With all these changes it boggles the mind why anyone would want to turn the clock back to a time when you could count how many people had phones, short wave radios and to send an instant message via a telegram you had to be wealthy or someone important. Although true bilingualism in Cameron conjures up images of a donkey and a carrot, it is safe to say in the seventies there were fewer people bilingual than there is now. In the same vein, there are currently many more people now than at reunification who hail from West of the Mungo and have settled with their families in the East and vice versa.
Thus in the decades since reunification, a cultural omelette has been whipped in the regions and realistically, there can be no unscrambling of those eggs. This is an anathema to the separatist ear, it yet it must be said. The Lawyers strike in 2016 was much about reminding the cook not to forget the Anglophone ingredient which together with the Francophone ingredient would give that omelette a distinctive taste for everyone. Nevertheless the armed conflict between the separatists-at-arms and the state security services has simply upended a bottle of the hottest Banso pepper into the nation’s dish – rendering it unpalatable for everyone.
Also difficult to swallow is the banter about splitting of the country along the lines of what is proposed by some separatists on Social Media, “All Francophones going back East and all Anglophones returning West”. This is simply folly and to continue the culinary analogy, pie in the sky which if served down on terra-firma, would expose a gory hellish restaurant like the world has never seen since India and Pakistan sacrificed a million lives in 1947 for independent countries which, with all due respect to Indians & Pakistanis, to date are still mired in social injustice, inequity, corruption and crime.
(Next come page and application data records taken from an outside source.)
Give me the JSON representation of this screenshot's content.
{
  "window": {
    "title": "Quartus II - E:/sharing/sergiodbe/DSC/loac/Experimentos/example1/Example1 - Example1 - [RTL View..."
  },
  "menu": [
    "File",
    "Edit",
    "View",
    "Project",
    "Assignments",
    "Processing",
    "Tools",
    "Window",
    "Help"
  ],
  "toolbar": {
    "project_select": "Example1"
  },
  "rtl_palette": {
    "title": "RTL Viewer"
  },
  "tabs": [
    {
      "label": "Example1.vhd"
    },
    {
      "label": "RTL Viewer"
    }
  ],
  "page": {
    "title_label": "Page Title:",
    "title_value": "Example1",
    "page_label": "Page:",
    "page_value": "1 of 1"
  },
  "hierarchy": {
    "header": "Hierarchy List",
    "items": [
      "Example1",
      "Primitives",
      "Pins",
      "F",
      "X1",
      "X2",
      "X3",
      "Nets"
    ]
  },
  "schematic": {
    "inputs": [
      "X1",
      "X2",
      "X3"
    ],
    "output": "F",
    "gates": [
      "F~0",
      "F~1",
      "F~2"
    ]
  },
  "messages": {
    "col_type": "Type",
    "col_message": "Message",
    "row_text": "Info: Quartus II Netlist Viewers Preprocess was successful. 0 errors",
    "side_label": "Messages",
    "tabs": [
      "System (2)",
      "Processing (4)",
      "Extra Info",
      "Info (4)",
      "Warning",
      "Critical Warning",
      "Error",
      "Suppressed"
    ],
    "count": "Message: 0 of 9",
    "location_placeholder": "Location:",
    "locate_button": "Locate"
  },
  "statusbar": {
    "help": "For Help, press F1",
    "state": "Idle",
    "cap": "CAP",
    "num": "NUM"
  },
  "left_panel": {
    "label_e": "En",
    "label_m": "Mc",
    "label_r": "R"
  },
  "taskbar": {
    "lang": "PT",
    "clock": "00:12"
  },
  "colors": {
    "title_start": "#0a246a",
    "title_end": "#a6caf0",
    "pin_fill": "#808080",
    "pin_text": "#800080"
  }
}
The article has looked at five factors fuelling the conflict in the North West and South West regions in Cameroon, including the dimorphic nature of truth, Wilsonianism, nationalism in Gellner’s Ruritania, ego and global multipolarity. It has also looked at the strategies in play by the two sides (the state security services and the separatists-at-arms) involved in the conflict. The article underscores the pointlessness of the armed conflict citing lessons from the Northern Ireland’s IRA, Basque’s ETA and Colombia’s FARC, where these groups engaged their respective states in bloody conflict only to give up arms decades on, and choosing to resolve their problems through peaceful means. The article urges both sides to work towards peace and cites George Mitchell’s Peace Principles as a model that could be followed in searching a path to peace. There are some who argue the situation is about governance – or the lack of it. If this is so then there is no better way to change things than via the upcoming presidential elections (which the separatists scoff at and have vowed to disrupt). Nevertheless, while the eyes of the country are fixated on the troubles in the Anglophone regions, some political parties are making serious in-roads in preparation for the next all important chance Cameroonians would have to deliver a verdict on the government. With elections ahead there is hope that pressure on the government for a conducive environment may give way to overtures for peace. Such gestures towards peace would, in continuing the analogy from the opening paragraph, see the moon’s gravitational force capture that soon-to-be-lost satellite and keep it in orbit so that it would re-emerge from traversing the moon’s dark-side, back into the light, and be accessible once more to ground-based controllers whose uplink telemetry would, restore control and function with realistic mission orders.
By Lloney Monono, UK